Path (graph theory)

In graph theory, a path in a graph is a finite or infinite sequence of edges which joins a sequence of vertices which, by most definitions, are all distinct (and since the vertices are distinct, so are the edges). A directed path (sometimes called dipath) in a directed graph is a finite or infinite sequence of edges which joins a sequence of distinct vertices, but with the added restriction that the edges be all directed in the same direction. Paths are fundamental concepts of graph theory, described in the introductory sections of most graph theory texts.

Glossary of graph theory

This is a glossary of graph theory. Graph theory is the study of graphs, systems of nodes or vertices connected in pairs by lines or edges.

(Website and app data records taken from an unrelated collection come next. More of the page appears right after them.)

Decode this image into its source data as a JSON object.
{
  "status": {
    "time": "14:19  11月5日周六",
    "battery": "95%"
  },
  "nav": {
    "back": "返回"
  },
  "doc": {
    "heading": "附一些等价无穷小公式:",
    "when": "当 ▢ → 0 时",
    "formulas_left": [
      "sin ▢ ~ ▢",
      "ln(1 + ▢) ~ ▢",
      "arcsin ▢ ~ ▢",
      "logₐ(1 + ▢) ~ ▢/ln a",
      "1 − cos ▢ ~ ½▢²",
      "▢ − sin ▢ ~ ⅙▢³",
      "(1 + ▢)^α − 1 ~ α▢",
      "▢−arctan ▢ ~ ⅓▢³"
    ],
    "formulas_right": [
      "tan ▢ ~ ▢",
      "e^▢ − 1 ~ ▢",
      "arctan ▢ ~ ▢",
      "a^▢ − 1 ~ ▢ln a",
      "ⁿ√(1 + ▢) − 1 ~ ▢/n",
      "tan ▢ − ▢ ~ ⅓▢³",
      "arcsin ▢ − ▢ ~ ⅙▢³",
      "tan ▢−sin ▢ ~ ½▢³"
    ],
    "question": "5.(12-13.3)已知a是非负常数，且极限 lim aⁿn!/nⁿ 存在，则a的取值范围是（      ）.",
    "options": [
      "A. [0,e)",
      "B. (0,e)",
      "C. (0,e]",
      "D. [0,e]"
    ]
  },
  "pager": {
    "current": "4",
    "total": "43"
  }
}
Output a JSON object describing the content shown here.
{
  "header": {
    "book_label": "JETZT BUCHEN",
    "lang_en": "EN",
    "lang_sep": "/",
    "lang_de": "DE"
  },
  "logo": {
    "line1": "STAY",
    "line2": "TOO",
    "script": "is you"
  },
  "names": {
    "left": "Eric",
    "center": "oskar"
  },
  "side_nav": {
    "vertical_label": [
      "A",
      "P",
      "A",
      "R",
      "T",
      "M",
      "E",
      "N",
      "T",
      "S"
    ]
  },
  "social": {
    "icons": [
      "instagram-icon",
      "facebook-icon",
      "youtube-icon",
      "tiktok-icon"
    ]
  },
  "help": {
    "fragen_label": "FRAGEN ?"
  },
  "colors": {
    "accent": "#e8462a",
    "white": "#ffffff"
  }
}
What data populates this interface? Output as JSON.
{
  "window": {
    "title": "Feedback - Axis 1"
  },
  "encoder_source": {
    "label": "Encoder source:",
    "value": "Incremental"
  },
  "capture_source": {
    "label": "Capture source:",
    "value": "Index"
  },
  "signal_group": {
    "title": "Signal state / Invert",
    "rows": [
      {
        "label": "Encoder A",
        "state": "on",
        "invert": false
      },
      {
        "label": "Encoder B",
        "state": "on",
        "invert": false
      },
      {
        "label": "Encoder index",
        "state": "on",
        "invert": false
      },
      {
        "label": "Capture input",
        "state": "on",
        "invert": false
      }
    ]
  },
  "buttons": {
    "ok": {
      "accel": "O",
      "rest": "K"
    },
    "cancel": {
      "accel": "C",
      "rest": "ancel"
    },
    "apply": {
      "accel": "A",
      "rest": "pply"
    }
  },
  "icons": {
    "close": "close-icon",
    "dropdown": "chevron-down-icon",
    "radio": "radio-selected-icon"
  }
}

Graph (discrete mathematics)

In discrete mathematics, and more specifically in graph theory, a graph is a structure amounting to a set of objects in which some pairs of the objects are in some sense "related". The objects correspond to mathematical abstractions called vertices (also called nodes or points) and each of the related pairs of vertices is called an edge (also called link or line). Typically, a graph is depicted in diagrammatic form as a set of dots or circles for the vertices, joined by lines or curves for the edges.

Directed graph

In mathematics, and more specifically in graph theory, a directed graph (or digraph) is a graph that is made up of a set of vertices connected by directed edges, often called arcs. In formal terms, a directed graph is an ordered pair where V is a set whose elements are called vertices, nodes, or points; A is a set of ordered pairs of vertices, called arcs, directed edges (sometimes simply edges with the corresponding set named E instead of A), arrows, or directed lines.

Graph theory

In mathematics, graph theory is the study of graphs, which are mathematical structures used to model pairwise relations between objects. A graph in this context is made up of vertices (also called nodes or points) which are connected by edges (also called links or lines). A distinction is made between undirected graphs, where edges link two vertices symmetrically, and directed graphs, where edges link two vertices asymmetrically. Graphs are one of the principal objects of study in discrete mathematics.